If your summer road trip takes you along the swath of Texas Highway 144 that cuts through Bosque County, you’ll find a nice culinary surprise waiting for you in the tiny town of Walnut Springs: a farm-to-table restaurant.
Oma Leen’s, opened late last year by young couple Alston and Shannon Odom, may seem out of place in this matchbox of a community, whose population is less than 1,000. While developing their concept, it definitely crossed their minds, they say, to specialize in fare more closely associated with small town Texas: burgers, chicken-fried steak, tacos.
Yet they stuck to their guns, opening this farm-to-table concept in a century-old building in the heart of Walnut Springs’ dusty downtown. Their menu is a mix of American, Cajun, and Italian food, made with ingredients procured from local farms and farmers.
“We knew it would be tough at first, and believe me, it was,” Shannon says. “Some nights we had eight guests total, for the whole night. Others would walk out after seeing the price points. But we never wanted to do the type of food you might expect to see in Walnut Springs. We wanted to set ourselves apart and, more importantly, serve the kind of food that we love.”
Open only two nights a week, Fridays and Saturdays, the restaurant now has consistently full houses.
It’s a snug dining experience, with room for about 55 people. Diners sit among antiques and vintage photos in a historic space, originally home to a furniture store, that dates back to the turn of the 20th century. The two kept many of the building’s original architectural elements, including its 100-year-old-plus oak hardwood floors.
In culinary circles, Shannon and Alston are somewhat of an anomaly. Both 25, they’re young to be restaurant owners and chefs, and neither has any formal restaurant training.
You’d never know it from their menu. Dishes include trout almondine in a lemon beurre blanc; handmade pastas such as pappardelle; grilled yellow squash with salsa macha; and a Niman Ranch pork chop whose T. rex-size bone towers and twirls over its accompaniments: sage and jasmine rice, served in a pool of bone broth, and a microgreen salad from Hilltop Farm in Granbury.
For dessert, there’s hummingbird cake with pecans from Glen Rose and an exquisite chocolate tart whose artsy design and high-end star ingredient, Valrhona French dark chocolate, would make it a snug fit on any big-city, five-star restaurant menu.
As a way of engaging with their community, the couple will often invite the local and regional farmers who provide the restaurant’s food to speak to diners about the importance of the farm-to-table movement, Alston says.
“It’s a unique experience,” he says. “It gives the farmers a chance to talk about the care they put into their produce or game, and it gives diners an opportunity to learn about where their food is coming from.” Shannon and Alston also host pasta-making classes at Bull Lion Ranch & Vineyard in Granbury.

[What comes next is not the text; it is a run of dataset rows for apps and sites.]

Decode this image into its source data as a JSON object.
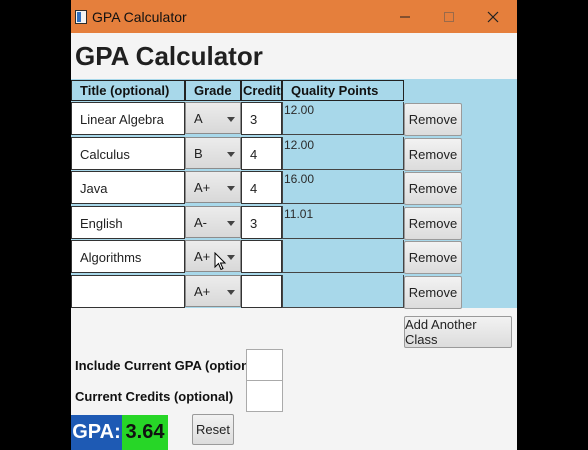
{
  "window": {
    "title": "GPA Calculator",
    "controls": {
      "minimize": "—",
      "maximize": "☐",
      "close": "✕"
    }
  },
  "app_title": "GPA Calculator",
  "table": {
    "headers": {
      "title": "Title (optional)",
      "grade": "Grade",
      "credits": "Credits",
      "quality": "Quality Points"
    },
    "rows": [
      {
        "title": "Linear Algebra",
        "grade": "A",
        "credits": "3",
        "quality": "12.00",
        "remove": "Remove"
      },
      {
        "title": "Calculus",
        "grade": "B",
        "credits": "4",
        "quality": "12.00",
        "remove": "Remove"
      },
      {
        "title": "Java",
        "grade": "A+",
        "credits": "4",
        "quality": "16.00",
        "remove": "Remove"
      },
      {
        "title": "English",
        "grade": "A-",
        "credits": "3",
        "quality": "11.01",
        "remove": "Remove"
      },
      {
        "title": "Algorithms",
        "grade": "A+",
        "credits": "",
        "quality": "",
        "remove": "Remove"
      },
      {
        "title": "",
        "grade": "A+",
        "credits": "",
        "quality": "",
        "remove": "Remove"
      }
    ]
  },
  "add_button": "Add Another Class",
  "include_gpa_label": "Include Current GPA (optional)",
  "include_gpa_value": "",
  "current_credits_label": "Current Credits (optional)",
  "current_credits_value": "",
  "gpa": {
    "label": "GPA:",
    "value": "3.64"
  },
  "reset_button": "Reset",
  "colors": {
    "titlebar": "#e57f3c",
    "panel": "#a8d8ea",
    "gpa_label_bg": "#1e5ab4",
    "gpa_value_bg": "#27d627"
  }
}
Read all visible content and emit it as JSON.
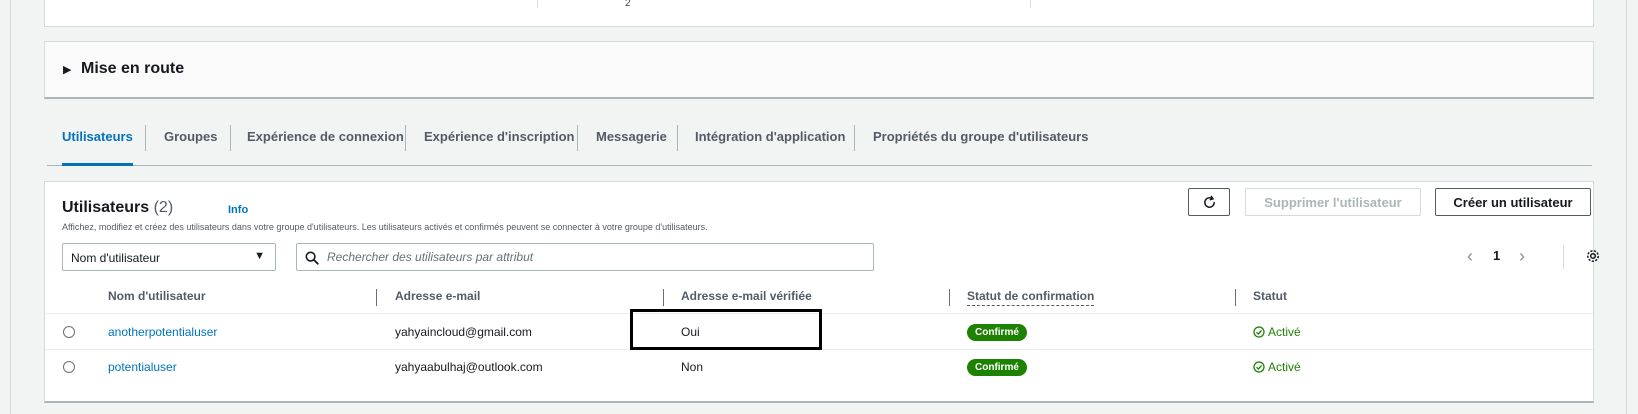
{
  "top_card": {
    "mark": "2"
  },
  "getting_started": {
    "title": "Mise en route"
  },
  "tabs": [
    {
      "label": "Utilisateurs",
      "active": true
    },
    {
      "label": "Groupes"
    },
    {
      "label": "Expérience de connexion"
    },
    {
      "label": "Expérience d'inscription"
    },
    {
      "label": "Messagerie"
    },
    {
      "label": "Intégration d'application"
    },
    {
      "label": "Propriétés du groupe d'utilisateurs"
    }
  ],
  "users_panel": {
    "title": "Utilisateurs",
    "count": "(2)",
    "info": "Info",
    "description": "Affichez, modifiez et créez des utilisateurs dans votre groupe d'utilisateurs. Les utilisateurs activés et confirmés peuvent se connecter à votre groupe d'utilisateurs.",
    "refresh_icon": "refresh-icon",
    "delete_label": "Supprimer l'utilisateur",
    "create_label": "Créer un utilisateur",
    "filter_select": "Nom d'utilisateur",
    "search_placeholder": "Rechercher des utilisateurs par attribut",
    "page_number": "1",
    "columns": [
      "Nom d'utilisateur",
      "Adresse e-mail",
      "Adresse e-mail vérifiée",
      "Statut de confirmation",
      "Statut"
    ],
    "rows": [
      {
        "username": "anotherpotentialuser",
        "email": "yahyaincloud@gmail.com",
        "verified": "Oui",
        "confirmation": "Confirmé",
        "status": "Activé"
      },
      {
        "username": "potentialuser",
        "email": "yahyaabulhaj@outlook.com",
        "verified": "Non",
        "confirmation": "Confirmé",
        "status": "Activé"
      }
    ]
  },
  "colors": {
    "link": "#0073bb",
    "success": "#1d8102",
    "border": "#aab7b8"
  }
}
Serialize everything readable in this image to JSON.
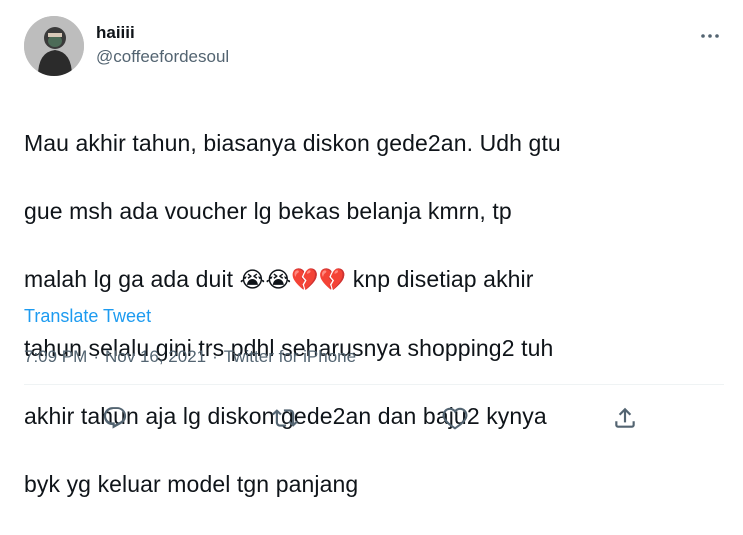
{
  "user": {
    "display_name": "haiiii",
    "handle": "@coffeefordesoul"
  },
  "tweet": {
    "line1": "Mau akhir tahun, biasanya diskon gede2an. Udh gtu",
    "line2": "gue msh ada voucher lg bekas belanja kmrn, tp",
    "line3_before": "malah lg ga ada duit ",
    "line3_emoji": "😭😭💔💔",
    "line3_after": " knp disetiap akhir",
    "line4": "tahun selalu gini trs pdhl seharusnya shopping2 tuh",
    "line5": "akhir tahun aja lg diskon gede2an dan baju2 kynya",
    "line6": "byk yg keluar model tgn panjang"
  },
  "translate_label": "Translate Tweet",
  "meta": {
    "time": "7:09 PM",
    "sep1": "·",
    "date": "Nov 16, 2021",
    "sep2": "·",
    "source": "Twitter for iPhone"
  },
  "icons": {
    "more": "more-horizontal-icon",
    "reply": "reply-icon",
    "retweet": "retweet-icon",
    "like": "like-icon",
    "share": "share-icon"
  },
  "colors": {
    "text": "#0f1419",
    "secondary": "#536471",
    "link": "#1d9bf0",
    "divider": "#eff3f4"
  }
}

The two learned to cook the old-fashioned way — by watching others do it. Growing up in Garden City, a small west central Texas community not far from Midland, Alston came from a family of hunters, who not only taught him how to hunt but also how to butcher what he hunted. Similarly, Shannon, a native of Baton Rouge, learned the art of Southern cooking from her mother and grandmother.
The restaurant’s name, in fact, pays tribute to their families: Oma is the name of Alston’s great-grandmother, and Willene — “Leen” for short — is the name of Shannon’s grandmother.
While they were both students at Tarleton State University, the two came together, bonding over their love of food.
“I wouldn’t say we were great cooks back then, but a lot of our dates were centered around cooking or eating,” Shannon says. “Our relationship, as well as our cooking skills, developed over time. We’d skip class to go cook. It was bad for our GPAs, but in the end, it turned out to be a good thing.”
The two dropped out of Tarleton to start their own food-prep business, FreshPrep Foods. At one point, to appease his family, Alston took a day job working on the monolithic wind turbines in New Mexico, then came back to Texas every weekend to help Shannon fill the meal-prep orders.
The meal-prep business gave the two a taste of the restaurant business, and soon, they were hosting pop-up events in and around Glen Rose, where the couple lives, and Walnut Springs, a 10-minute drive from their house. Responses to the pop-ups were overwhelmingly favorable, Shannon says, leading them down the open-our-own-restaurant road.
“One of the things that we share is a love for food,” Shannon says. “When we travel, it’s for food — to try a new restaurant or a place that we’ve been wanting to go. We pay attention to everything — the service, the food, the presentation of the food. We study those things in the same way a student would study something at school. It took some time, but that’s how we learned the business.”